I heard her tell Greg she didn’t talk at Spirit Rock, even to ask the time. After the closing circle when people cried and held each other, she exchanged names with the two dishwashers she had been teamed with for work meditation each morning after breakfast. She gave her name, phone number and email address to a woman she’d loved deeply for 20 minutes while they sat across from each other and gazed into each other’s and their own hearts. My one and only said that those who chose to be part of this closing loving kindness meditation had paired with a stranger, and when the five teachers finished guiding the practice, the room was thick with unconditional friendliness. My one and only said it felt beautiful. Could she have loved this woman as much as she says she loves me? I do not feel jealous in the least. Not even of Cooper, the white dog, when he kissed my one and only and she kissed him back.

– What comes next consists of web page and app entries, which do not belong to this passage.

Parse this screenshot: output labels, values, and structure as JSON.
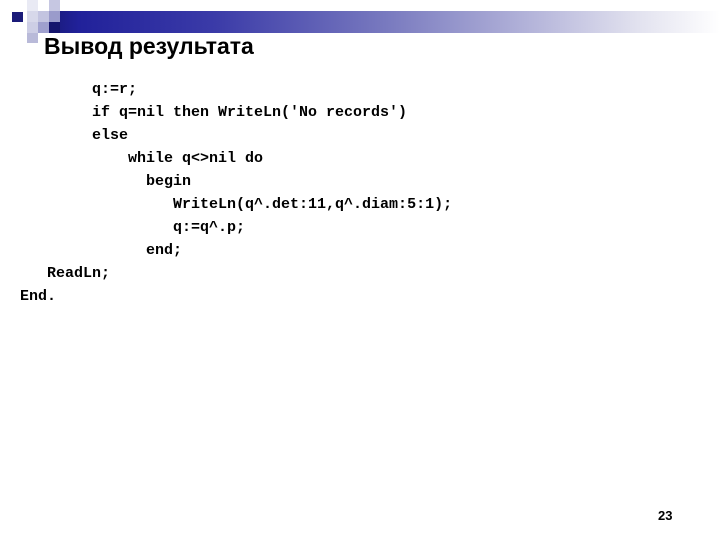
{
  "slide": {
    "title": "Вывод результата",
    "page_number": "23",
    "accent_color": "#1b1b79",
    "gradient_start": "#16176e",
    "gradient_end": "#ffffff"
  },
  "code": {
    "language": "pascal",
    "lines": [
      "        q:=r;",
      "        if q=nil then WriteLn('No records')",
      "        else",
      "            while q<>nil do",
      "              begin",
      "                 WriteLn(q^.det:11,q^.diam:5:1);",
      "                 q:=q^.p;",
      "              end;",
      "   ReadLn;",
      "End."
    ]
  },
  "decoration": {
    "squares": [
      {
        "name": "navy-square",
        "color": "#1b1b79"
      },
      {
        "name": "light-square-1",
        "color": "#e9eaf4"
      },
      {
        "name": "light-square-2",
        "color": "#c6c7e2"
      },
      {
        "name": "light-square-3",
        "color": "#d7d8ea"
      },
      {
        "name": "light-square-4",
        "color": "#c3c4e0"
      },
      {
        "name": "light-square-5",
        "color": "#9a9bcb"
      },
      {
        "name": "light-square-6",
        "color": "#cdcee5"
      },
      {
        "name": "light-square-7",
        "color": "#9fa0ce"
      },
      {
        "name": "navy-square-2",
        "color": "#15156d"
      },
      {
        "name": "light-square-8",
        "color": "#b9bad9"
      }
    ]
  }
}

Since we’re back in Oakland, my one and only meditates as usual every morning. I will still interrupt her for string cheese or an urgent walk to the park. After we return, she resets her meditation timer. As the sound of three singing bowls settles her, I settle too. We are again a sangha of two.